12 years. He's wrong. (Applause.) This country will not accept a
serious and mounting threat to our nation, our people, and our friends
and allies. (Applause.)
Military force is always this nation's last option. Yet if force
becomes necessary to disarm Iraq and enforce the will of the United
Nations, if force becomes necessary to secure our country and to keep
the peace, America will act deliberately, America will act decisively,
and America will act victoriously with the world's greatest military.
America will also be acting with friends and allies. An
overwhelming majority of NATO members oppose the threat of Iraq, and
understand that tough choices may be necessary to keep the peace. Many
nations have offered to provide forces or other support to disarm the
Iraqi regime. Every nation of the Gulf Cooperation Council has agreed
to help defend and protect Kuwait. And now the world's most important
multilateral body faces a decision.
The decision is this for the United Nations: When you say something
does it mean anything? You've got to decide, if you lay down a
resolution, does it mean anything? The United Nations Security Council
can now decide whether or not it has the resolve to enforce it's
I'm optimistic that the U.N. Security Council will rise to its
responsibilities, and this time ensure enforcement of what it told
Saddam Hussein he must do. See, I believe when it's all said and done,
free nations will not allow the United Nations to fade into history as
an ineffective, irrelevant debating society. (Applause.) I'm optimistic
that free nations will show backbone and courage in the face of true
threats to peace and freedom.
If there is a conflict, American forces will act in the honorable
traditions of our military, and in the highest moral traditions of this
country. Our military will be fighting the oppressors of Iraq, not the
people of Iraq. (Applause.) America's military fights not to conquer,
but to liberate. (Applause.)
In case of conflict, this great nation is already putting plans and
supplies into place, so that food and other humanitarian relief will
flow quickly to the Iraqi people. You see, we seek more than the defeat
of terror; we seek an advance of freedom and a world at peace.
(Applause.) That is the charge that history has given us -- and that is
a charge we will keep. (Applause.)
In crucial hours, the success of our cause will depend on the men
and women of our military.
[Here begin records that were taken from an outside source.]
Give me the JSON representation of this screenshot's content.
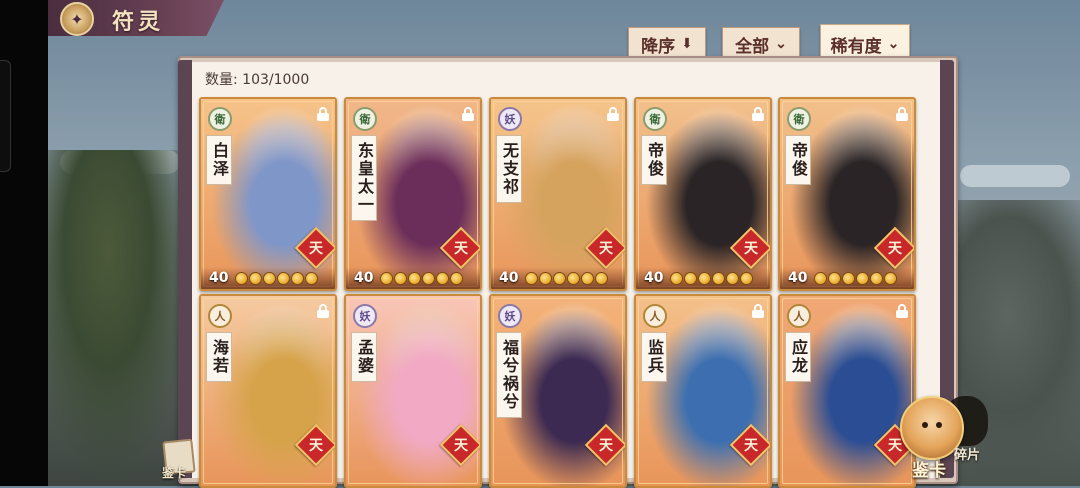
{
  "header": {
    "title": "符灵",
    "emblem": "✦"
  },
  "sort_buttons": [
    {
      "label": "降序",
      "icon": "arrow-down-icon",
      "glyph": "⬇"
    },
    {
      "label": "全部",
      "icon": "chevron-down-icon",
      "glyph": "⌄"
    },
    {
      "label": "稀有度",
      "icon": "chevron-down-icon",
      "glyph": "⌄"
    }
  ],
  "count_text": "数量: 103/1000",
  "cards": [
    {
      "name": "白泽",
      "faction": "衛",
      "faction_type": "wei",
      "level": "40",
      "stars": 6,
      "rank": "天",
      "locked": true,
      "bg": "#f6c38a",
      "accent": "#7f96c9"
    },
    {
      "name": "东皇太一",
      "faction": "衛",
      "faction_type": "wei",
      "level": "40",
      "stars": 6,
      "rank": "天",
      "locked": true,
      "bg": "#f1b78a",
      "accent": "#6b2e5a"
    },
    {
      "name": "无支祁",
      "faction": "妖",
      "faction_type": "yao",
      "level": "40",
      "stars": 6,
      "rank": "天",
      "locked": true,
      "bg": "#f4c58c",
      "accent": "#d6a35e"
    },
    {
      "name": "帝俊",
      "faction": "衛",
      "faction_type": "wei",
      "level": "40",
      "stars": 6,
      "rank": "天",
      "locked": true,
      "bg": "#f2c08c",
      "accent": "#2a2426"
    },
    {
      "name": "帝俊",
      "faction": "衛",
      "faction_type": "wei",
      "level": "40",
      "stars": 6,
      "rank": "天",
      "locked": true,
      "bg": "#f2c08c",
      "accent": "#2a2426"
    },
    {
      "name": "海若",
      "faction": "人",
      "faction_type": "ren",
      "level": "",
      "stars": 0,
      "rank": "天",
      "locked": true,
      "bg": "#f5caa0",
      "accent": "#d6a34a"
    },
    {
      "name": "孟婆",
      "faction": "妖",
      "faction_type": "yao",
      "level": "",
      "stars": 0,
      "rank": "天",
      "locked": false,
      "bg": "#f8c6b8",
      "accent": "#f1a9c4"
    },
    {
      "name": "福兮祸兮",
      "faction": "妖",
      "faction_type": "yao",
      "level": "",
      "stars": 0,
      "rank": "天",
      "locked": false,
      "bg": "#f3b37a",
      "accent": "#3c2a52"
    },
    {
      "name": "监兵",
      "faction": "人",
      "faction_type": "ren",
      "level": "",
      "stars": 0,
      "rank": "天",
      "locked": true,
      "bg": "#f4c08a",
      "accent": "#3d6fb0"
    },
    {
      "name": "应龙",
      "faction": "人",
      "faction_type": "ren",
      "level": "",
      "stars": 0,
      "rank": "天",
      "locked": true,
      "bg": "#f0a876",
      "accent": "#2a4d94"
    }
  ],
  "footer": {
    "pack_label": "鉴卡",
    "mascot_label": "鉴卡",
    "fragment_label": "碎片"
  }
}
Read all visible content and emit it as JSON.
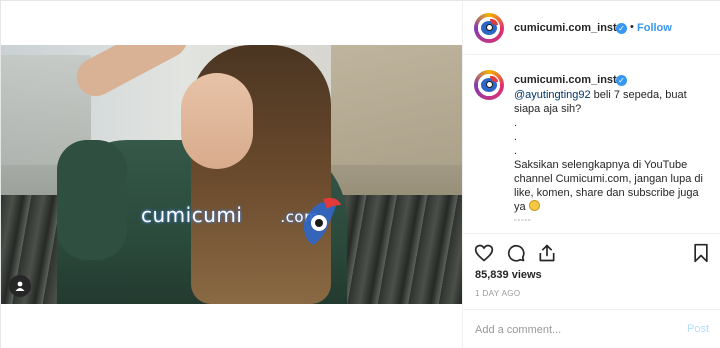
{
  "header": {
    "username": "cumicumi.com_insta",
    "follow_label": "Follow",
    "separator": "•"
  },
  "video": {
    "watermark_text": "cumicumi",
    "watermark_suffix": ".com"
  },
  "caption": {
    "username": "cumicumi.com_insta",
    "mention": "@ayutingting92",
    "line1_rest": " beli 7 sepeda, buat siapa aja sih?",
    "dots": [
      ".",
      ".",
      "."
    ],
    "body": "Saksikan selengkapnya di YouTube channel Cumicumi.com, jangan lupa di like, komen, share dan subscribe juga ya",
    "trailing": "▫▫▫▫▫"
  },
  "actions": {
    "icons": [
      "heart-icon",
      "comment-icon",
      "share-icon",
      "bookmark-icon"
    ]
  },
  "stats": {
    "views": "85,839 views",
    "time_ago": "1 DAY AGO"
  },
  "comment": {
    "placeholder": "Add a comment...",
    "post_label": "Post"
  },
  "colors": {
    "link_blue": "#3897f0",
    "verified_blue": "#3897f0",
    "post_disabled": "#b2dffc"
  }
}
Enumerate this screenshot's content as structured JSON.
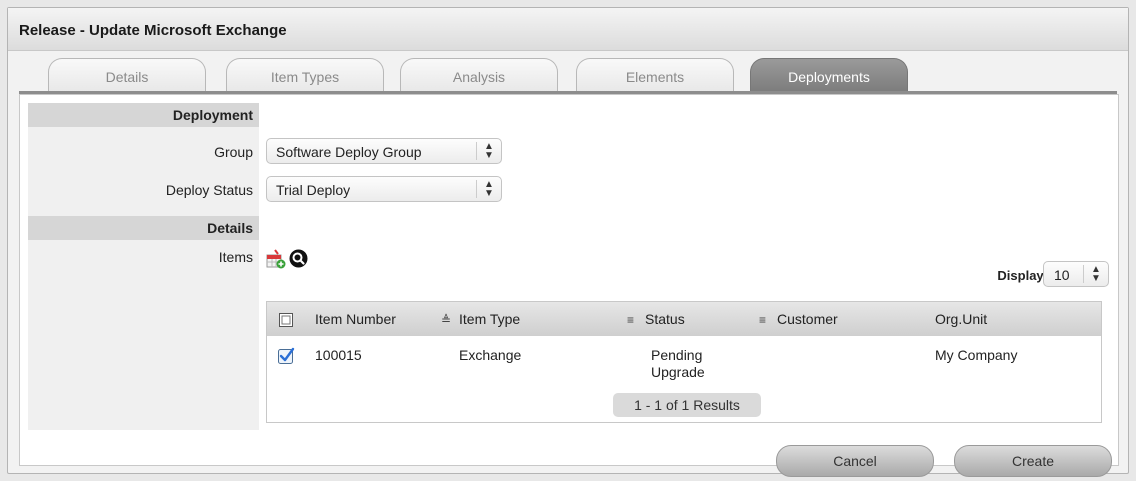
{
  "window": {
    "title": "Release - Update Microsoft Exchange"
  },
  "tabs": [
    {
      "label": "Details"
    },
    {
      "label": "Item Types"
    },
    {
      "label": "Analysis"
    },
    {
      "label": "Elements"
    },
    {
      "label": "Deployments",
      "active": true
    }
  ],
  "deployment": {
    "heading": "Deployment",
    "group_label": "Group",
    "group_value": "Software Deploy Group",
    "status_label": "Deploy Status",
    "status_value": "Trial Deploy"
  },
  "details": {
    "heading": "Details",
    "items_label": "Items",
    "add_icon": "add-item-icon",
    "search_icon": "search-icon",
    "display_label": "Display:",
    "display_value": "10"
  },
  "table": {
    "columns": [
      "Item Number",
      "Item Type",
      "Status",
      "Customer",
      "Org.Unit"
    ],
    "rows": [
      {
        "checked": true,
        "item_number": "100015",
        "item_type": "Exchange",
        "status_line1": "Pending",
        "status_line2": "Upgrade",
        "customer": "",
        "org_unit": "My Company"
      }
    ],
    "results": "1 - 1 of 1 Results"
  },
  "buttons": {
    "cancel": "Cancel",
    "create": "Create"
  },
  "colors": {
    "active_tab": "#8a8a8a",
    "check_blue": "#2a6fd6",
    "add_icon_red": "#d9383a",
    "add_icon_green": "#3aa13a"
  }
}
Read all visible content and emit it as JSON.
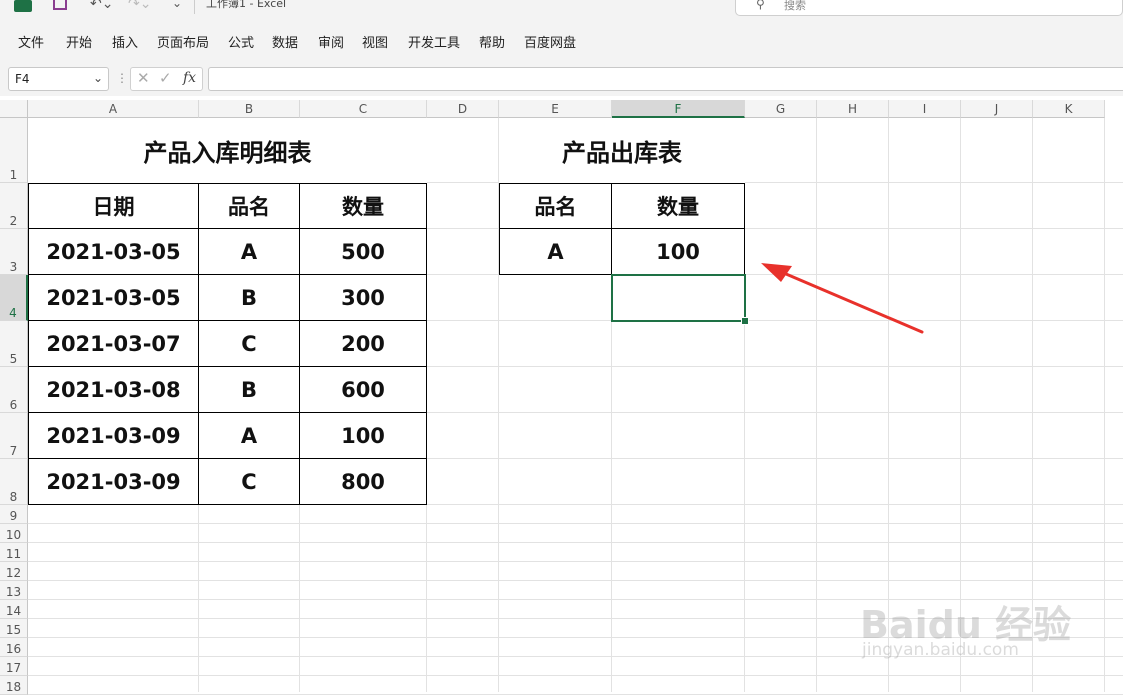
{
  "window": {
    "title": "工作簿1  -  Excel",
    "search_placeholder": "搜索"
  },
  "menu": [
    "文件",
    "开始",
    "插入",
    "页面布局",
    "公式",
    "数据",
    "审阅",
    "视图",
    "开发工具",
    "帮助",
    "百度网盘"
  ],
  "formula_bar": {
    "name_box": "F4",
    "fx_label": "fx",
    "formula": ""
  },
  "columns": [
    "A",
    "B",
    "C",
    "D",
    "E",
    "F",
    "G",
    "H",
    "I",
    "J",
    "K"
  ],
  "rows": [
    "1",
    "2",
    "3",
    "4",
    "5",
    "6",
    "7",
    "8",
    "9",
    "10",
    "11",
    "12",
    "13",
    "14",
    "15",
    "16",
    "17",
    "18"
  ],
  "selected_cell": "F4",
  "inbound_table": {
    "title": "产品入库明细表",
    "headers": [
      "日期",
      "品名",
      "数量"
    ],
    "rows": [
      [
        "2021-03-05",
        "A",
        "500"
      ],
      [
        "2021-03-05",
        "B",
        "300"
      ],
      [
        "2021-03-07",
        "C",
        "200"
      ],
      [
        "2021-03-08",
        "B",
        "600"
      ],
      [
        "2021-03-09",
        "A",
        "100"
      ],
      [
        "2021-03-09",
        "C",
        "800"
      ]
    ]
  },
  "outbound_table": {
    "title": "产品出库表",
    "headers": [
      "品名",
      "数量"
    ],
    "rows": [
      [
        "A",
        "100"
      ],
      [
        ""
      ]
    ]
  },
  "watermark": {
    "logo": "Baidu 经验",
    "url": "jingyan.baidu.com"
  },
  "colors": {
    "accent": "#1e7145",
    "arrow": "#e8312b"
  }
}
You serve this nation's ideals, and you live
out those ideals in your code and in your character. I've seen your
love of country, and your devotion to a cause larger than yourself.
I've seen your discipline, your idealism, and your sense of honor. I
know that every mission you are given will be carried out with skill
and unselfish courage.
The first time the USS Enterprise was ever deployed in a crisis was
October 1962, when President John F. Kennedy ordered it to quarantine
Cuba, which was arming itself with nuclear missiles aimed at our
nation. President Kennedy understood that dangers to freedom had to be
confronted early and decisively. He said of the Cold War, "These are
extraordinary times. We face an extraordinary challenge. Our strength,
as well as our convictions have imposed upon this nation the role of
leader in freedom's cause."
Today, at the dawn of a new century, America is still the leader in
freedom's cause. (Applause.) And our generation is called to a central
role in this nation's history. As Americans, we can be confident: The
American people are strong and resolute. The American Armed Forces are
brave and ready. And in freedom's cause, we will prevail. (Applause.)
May God bless you all. (Applause.) May God bless our family -- your
families -- and may God continue to bless the United States of
END 12:20 P.M. EST